### PROBLEM:
Please filter the data down to the lines that include the word "JSON" and copy them.

### EXCERPTED RECORDS:
--------------------------------------------------

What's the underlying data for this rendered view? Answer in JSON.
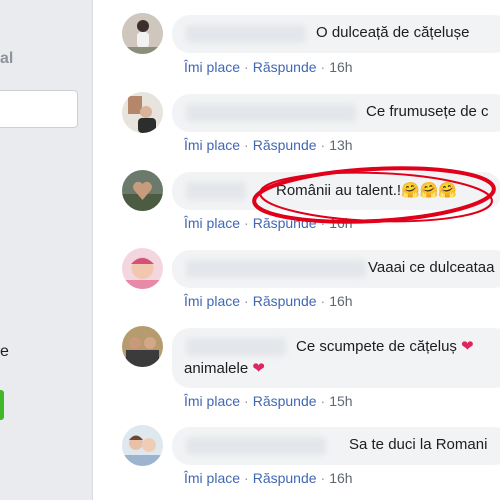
{
  "sidebar": {
    "partial_label_1": "al",
    "partial_label_2": "e"
  },
  "actions": {
    "like": "Îmi place",
    "reply": "Răspunde",
    "separator": "·"
  },
  "comments": [
    {
      "text": "O dulceață de cățelușe",
      "time": "16h"
    },
    {
      "text": "Ce frumusețe de c",
      "time": "13h"
    },
    {
      "text": "Românii au talent.!🤗🤗🤗",
      "time": "16h"
    },
    {
      "text": "Vaaai ce dulceataa",
      "time": "16h"
    },
    {
      "text": "Ce scumpete de cățeluș ❤",
      "text_line2": "animalele ❤",
      "time": "15h"
    },
    {
      "text": "Sa te duci la Romani",
      "time": "16h"
    }
  ],
  "colors": {
    "link": "#4267b2",
    "bubble": "#f2f3f5",
    "annotation_circle": "#e0001a",
    "heart": "#e0245e"
  }
}
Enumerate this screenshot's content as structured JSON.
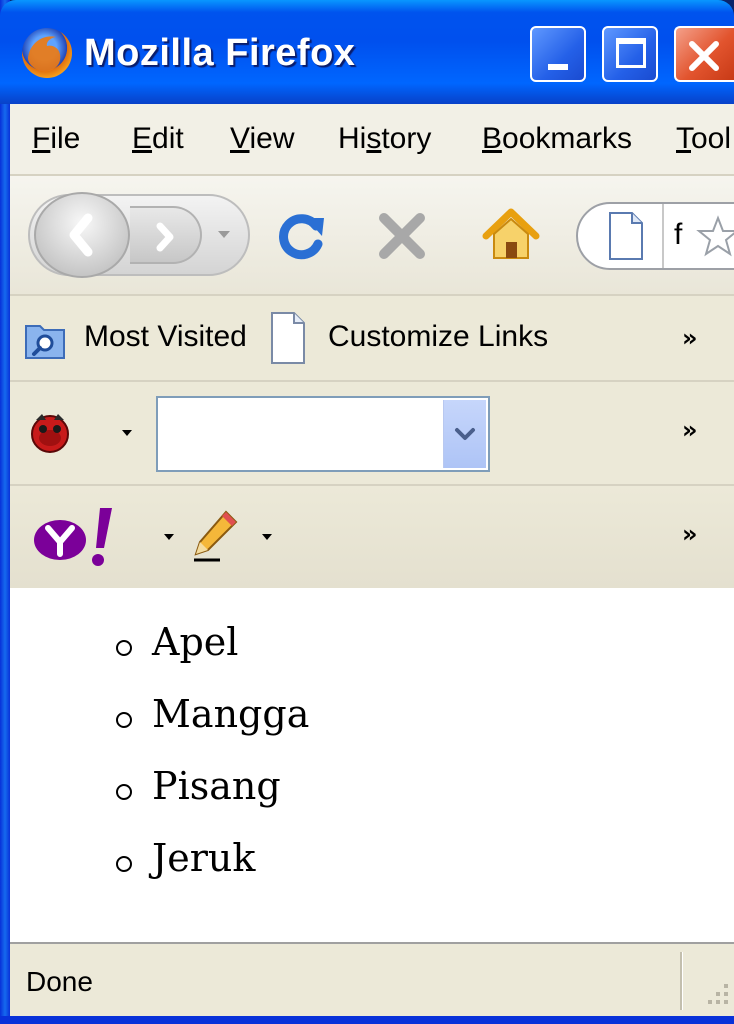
{
  "window": {
    "title": "Mozilla Firefox"
  },
  "menu": {
    "items": [
      {
        "label": "File",
        "accel": "F",
        "rest": "ile"
      },
      {
        "label": "Edit",
        "accel": "E",
        "rest": "dit"
      },
      {
        "label": "View",
        "accel": "V",
        "rest": "iew"
      },
      {
        "label": "History",
        "pre": "Hi",
        "accel": "s",
        "rest": "tory"
      },
      {
        "label": "Bookmarks",
        "accel": "B",
        "rest": "ookmarks"
      },
      {
        "label": "Tools",
        "accel": "T",
        "rest": "ool"
      }
    ]
  },
  "navigation": {
    "address_text": "f",
    "icons": [
      "back-icon",
      "forward-icon",
      "history-dropdown-icon",
      "reload-icon",
      "stop-icon",
      "home-icon",
      "page-icon",
      "bookmark-star-icon"
    ]
  },
  "bookmarks": {
    "items": [
      "Most Visited",
      "Customize Links"
    ],
    "overflow": "»"
  },
  "search_toolbar": {
    "value": "",
    "overflow": "»"
  },
  "yahoo_toolbar": {
    "overflow": "»"
  },
  "content": {
    "list": [
      "Apel",
      "Mangga",
      "Pisang",
      "Jeruk"
    ]
  },
  "status": {
    "text": "Done"
  },
  "colors": {
    "title_bar": "#0053ee",
    "chrome": "#ece9d8",
    "close_button": "#e2542e"
  }
}
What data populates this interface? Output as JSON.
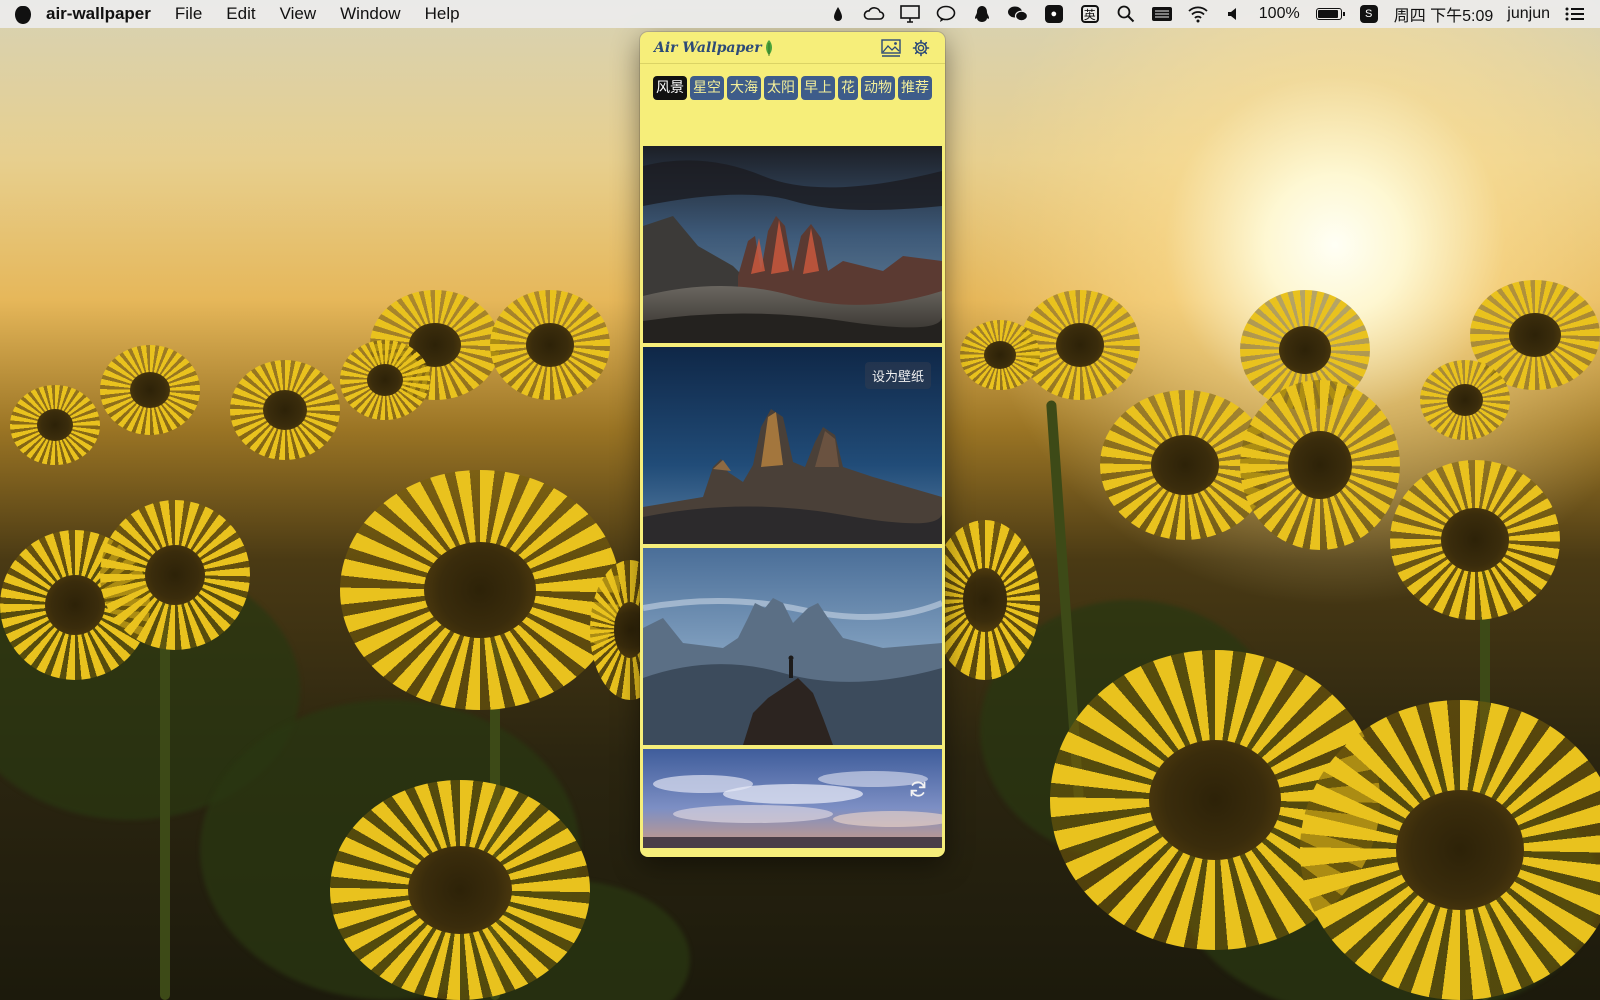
{
  "menubar": {
    "app_name": "air-wallpaper",
    "menus": [
      "File",
      "Edit",
      "View",
      "Window",
      "Help"
    ],
    "battery_percent": "100%",
    "input_method": "英",
    "clock": "周四 下午5:09",
    "user": "junjun",
    "status_icons": [
      "ink-drop-icon",
      "creative-cloud-icon",
      "display-icon",
      "chat-icon",
      "qq-penguin-icon",
      "wechat-icon",
      "microphone-icon",
      "input-method-icon",
      "search-icon",
      "keyboard-icon",
      "wifi-icon",
      "volume-icon",
      "battery-icon",
      "sogou-icon",
      "list-icon"
    ]
  },
  "app": {
    "title": "Air Wallpaper",
    "background_color": "#f6ee7a",
    "accent_color": "#3e5c8a",
    "header_buttons": [
      "gallery-icon",
      "settings-gear-icon"
    ],
    "tabs": [
      {
        "label": "风景",
        "active": true
      },
      {
        "label": "星空",
        "active": false
      },
      {
        "label": "大海",
        "active": false
      },
      {
        "label": "太阳",
        "active": false
      },
      {
        "label": "早上",
        "active": false
      },
      {
        "label": "花",
        "active": false
      },
      {
        "label": "动物",
        "active": false
      },
      {
        "label": "推荐",
        "active": false
      }
    ],
    "set_wallpaper_label": "设为壁纸",
    "refresh_icon": "refresh-icon"
  }
}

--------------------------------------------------

### RESPONSE FOR THIS EXERCISE:
What's the underlying data for this rendered view? Answer in JSON.
Enumerate this screenshot's content as structured JSON.
What data populates this interface? Output as JSON.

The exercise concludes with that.